If only we could all quit procrastinating, life would be so much easier. 😅
The four act structure might be useful for my wip featuring my hero characters. I’ve been reading mastering character arcs, and it help honing in on my cast’s arcs and my protagonist and antagonist’s path.
I’ve recently completed the 2nd draft of a novel using the 3-Act Structure, but my next project is going to be a murder mystery and I think I’ll try the 4-Act Structure with that one. I’ll let you know how that works.
Love your articles. Keep ’em coming.
Please do Michael! I’m excited to hear how it goes. 🙂
This is great for those who have issues with the mushy middle. I have done what Elijah above has done – dividing Act II into two different halves in order to not be so daunted by the 50% middle, so it’s nice to see there’s a way to look at it as two acts instead of one. After reading this, I just jotted down all the things that happen at these plot points for the novel I just started. Now the hard part…marrying the character arcs to these plot points…I do have your new book on arcs, which I am confident will help with this!
Glad to hear you’ve already grabbed the book. Chapter Eighteen should cover the link between character arcs and plot in depth. If you have any questions though, don’t hesitate to shoot me an email!
I was flopping around in the middle of my novel for quite a while until I stumbled upon the idea of “pinch points.” I managed to make it through to the end but am not still entirely happy with my middle. This structure makes much more sense to me than the 3-act structure. I’d never heard of the 4-act structure but my novel looks really close to it. Like you, Lewis, I have an elaborate spreadsheet that structures my novel (once an IT geek, always an IT geek) and I’m going back to check it against this 4-act structure and firm up the middle. Thanks! This was timely for me!!

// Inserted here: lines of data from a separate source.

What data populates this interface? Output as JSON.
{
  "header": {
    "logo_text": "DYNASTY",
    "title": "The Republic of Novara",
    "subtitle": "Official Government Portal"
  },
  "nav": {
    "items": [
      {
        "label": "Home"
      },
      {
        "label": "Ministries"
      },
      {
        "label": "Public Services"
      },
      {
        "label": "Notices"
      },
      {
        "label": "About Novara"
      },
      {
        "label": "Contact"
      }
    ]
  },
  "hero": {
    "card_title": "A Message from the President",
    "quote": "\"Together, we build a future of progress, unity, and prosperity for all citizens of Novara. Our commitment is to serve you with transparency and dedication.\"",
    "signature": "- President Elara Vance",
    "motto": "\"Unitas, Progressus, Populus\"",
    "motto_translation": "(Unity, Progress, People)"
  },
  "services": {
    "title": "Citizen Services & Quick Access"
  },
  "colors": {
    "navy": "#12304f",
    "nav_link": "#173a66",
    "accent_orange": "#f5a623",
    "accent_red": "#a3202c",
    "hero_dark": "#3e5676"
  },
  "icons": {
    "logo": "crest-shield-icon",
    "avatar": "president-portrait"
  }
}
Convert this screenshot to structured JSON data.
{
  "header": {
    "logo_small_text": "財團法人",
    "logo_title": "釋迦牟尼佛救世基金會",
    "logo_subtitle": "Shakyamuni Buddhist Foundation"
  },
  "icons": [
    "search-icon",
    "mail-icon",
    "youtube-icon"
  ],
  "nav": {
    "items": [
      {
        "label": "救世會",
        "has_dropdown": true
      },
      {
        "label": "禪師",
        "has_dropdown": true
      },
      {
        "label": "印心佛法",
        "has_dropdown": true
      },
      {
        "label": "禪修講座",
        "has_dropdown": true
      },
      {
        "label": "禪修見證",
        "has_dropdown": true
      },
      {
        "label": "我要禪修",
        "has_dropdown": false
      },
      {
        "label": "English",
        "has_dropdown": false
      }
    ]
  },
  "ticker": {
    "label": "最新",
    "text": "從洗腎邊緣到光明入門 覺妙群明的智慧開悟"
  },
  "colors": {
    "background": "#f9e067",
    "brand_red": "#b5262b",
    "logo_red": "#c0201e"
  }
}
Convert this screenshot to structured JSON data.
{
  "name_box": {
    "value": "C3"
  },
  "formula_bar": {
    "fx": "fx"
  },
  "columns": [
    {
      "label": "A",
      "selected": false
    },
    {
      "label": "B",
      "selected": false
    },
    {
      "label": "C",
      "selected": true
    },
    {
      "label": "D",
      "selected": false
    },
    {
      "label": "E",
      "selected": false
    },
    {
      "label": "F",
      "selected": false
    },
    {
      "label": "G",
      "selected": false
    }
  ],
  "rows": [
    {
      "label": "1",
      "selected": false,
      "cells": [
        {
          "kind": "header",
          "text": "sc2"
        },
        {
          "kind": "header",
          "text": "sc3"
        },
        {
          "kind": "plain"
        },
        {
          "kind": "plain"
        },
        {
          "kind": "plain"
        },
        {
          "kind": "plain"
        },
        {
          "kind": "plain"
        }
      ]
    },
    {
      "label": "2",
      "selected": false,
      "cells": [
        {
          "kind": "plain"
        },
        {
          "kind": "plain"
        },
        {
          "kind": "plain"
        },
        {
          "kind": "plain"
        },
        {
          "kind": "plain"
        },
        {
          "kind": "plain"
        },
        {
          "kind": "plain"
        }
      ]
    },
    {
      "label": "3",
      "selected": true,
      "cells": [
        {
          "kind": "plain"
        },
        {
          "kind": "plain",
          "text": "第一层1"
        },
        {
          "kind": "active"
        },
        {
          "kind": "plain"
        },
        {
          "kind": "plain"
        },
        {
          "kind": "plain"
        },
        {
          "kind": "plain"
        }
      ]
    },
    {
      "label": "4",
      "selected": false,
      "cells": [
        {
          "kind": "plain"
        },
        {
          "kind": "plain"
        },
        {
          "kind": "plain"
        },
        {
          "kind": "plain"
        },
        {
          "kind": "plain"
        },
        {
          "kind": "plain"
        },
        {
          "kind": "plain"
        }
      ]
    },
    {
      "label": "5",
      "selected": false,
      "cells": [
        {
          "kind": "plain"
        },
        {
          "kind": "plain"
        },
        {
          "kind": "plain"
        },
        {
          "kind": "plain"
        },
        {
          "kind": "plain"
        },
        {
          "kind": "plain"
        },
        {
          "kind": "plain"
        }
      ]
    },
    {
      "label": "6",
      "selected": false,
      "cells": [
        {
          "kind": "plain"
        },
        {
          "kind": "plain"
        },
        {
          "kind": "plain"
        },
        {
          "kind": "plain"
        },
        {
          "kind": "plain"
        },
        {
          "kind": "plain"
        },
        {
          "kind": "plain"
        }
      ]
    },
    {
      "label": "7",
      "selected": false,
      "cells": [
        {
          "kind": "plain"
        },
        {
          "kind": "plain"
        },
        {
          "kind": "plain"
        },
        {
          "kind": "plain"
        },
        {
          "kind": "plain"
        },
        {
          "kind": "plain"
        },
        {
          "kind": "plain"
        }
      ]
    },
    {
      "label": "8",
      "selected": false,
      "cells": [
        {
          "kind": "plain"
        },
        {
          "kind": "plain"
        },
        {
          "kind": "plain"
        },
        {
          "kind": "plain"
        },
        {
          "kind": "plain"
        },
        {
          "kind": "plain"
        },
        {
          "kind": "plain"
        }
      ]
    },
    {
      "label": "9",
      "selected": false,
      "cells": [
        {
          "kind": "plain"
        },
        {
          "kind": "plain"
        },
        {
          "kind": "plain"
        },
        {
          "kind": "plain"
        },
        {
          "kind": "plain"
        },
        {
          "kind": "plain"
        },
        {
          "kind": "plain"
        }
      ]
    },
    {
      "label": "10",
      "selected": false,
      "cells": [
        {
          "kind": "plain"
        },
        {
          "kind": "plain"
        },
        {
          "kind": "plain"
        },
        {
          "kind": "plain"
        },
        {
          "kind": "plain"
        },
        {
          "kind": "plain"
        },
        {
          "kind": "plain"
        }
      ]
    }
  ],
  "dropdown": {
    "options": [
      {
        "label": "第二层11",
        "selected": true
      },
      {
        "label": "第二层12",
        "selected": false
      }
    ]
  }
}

Ah spreadsheets… 😍 So glad I could help Sharyn!
It’s funny, unconsciously I think I’ve already been leaning toward this sort of framework to think about my stories’ structure — my outlines for “Nor Gloom of Night” and “Children of the Sands” both have Act 2 divided into “Act 2.0” and “Act 2.5”, after all. 😁 I think having it laid out this way helps a lot with shifting my impression of the midpoint, though — with some of my plots, I’ve struggled with the idea of the midpoint being the center of the story and maintaining balance on either side of it, but thinking of it more as the culmination of the second act out of four is a total paradigm shift!
I’m glad you said this, because I was in the same boat! I do really like the Three Act Structure, but I was also frustrated by how “floppy” the middle of that structure felt. The Four Act Structure gives it just that extra bit of organization it needs to click. Glad it helped you get a better grasp on your Midpoint. 😁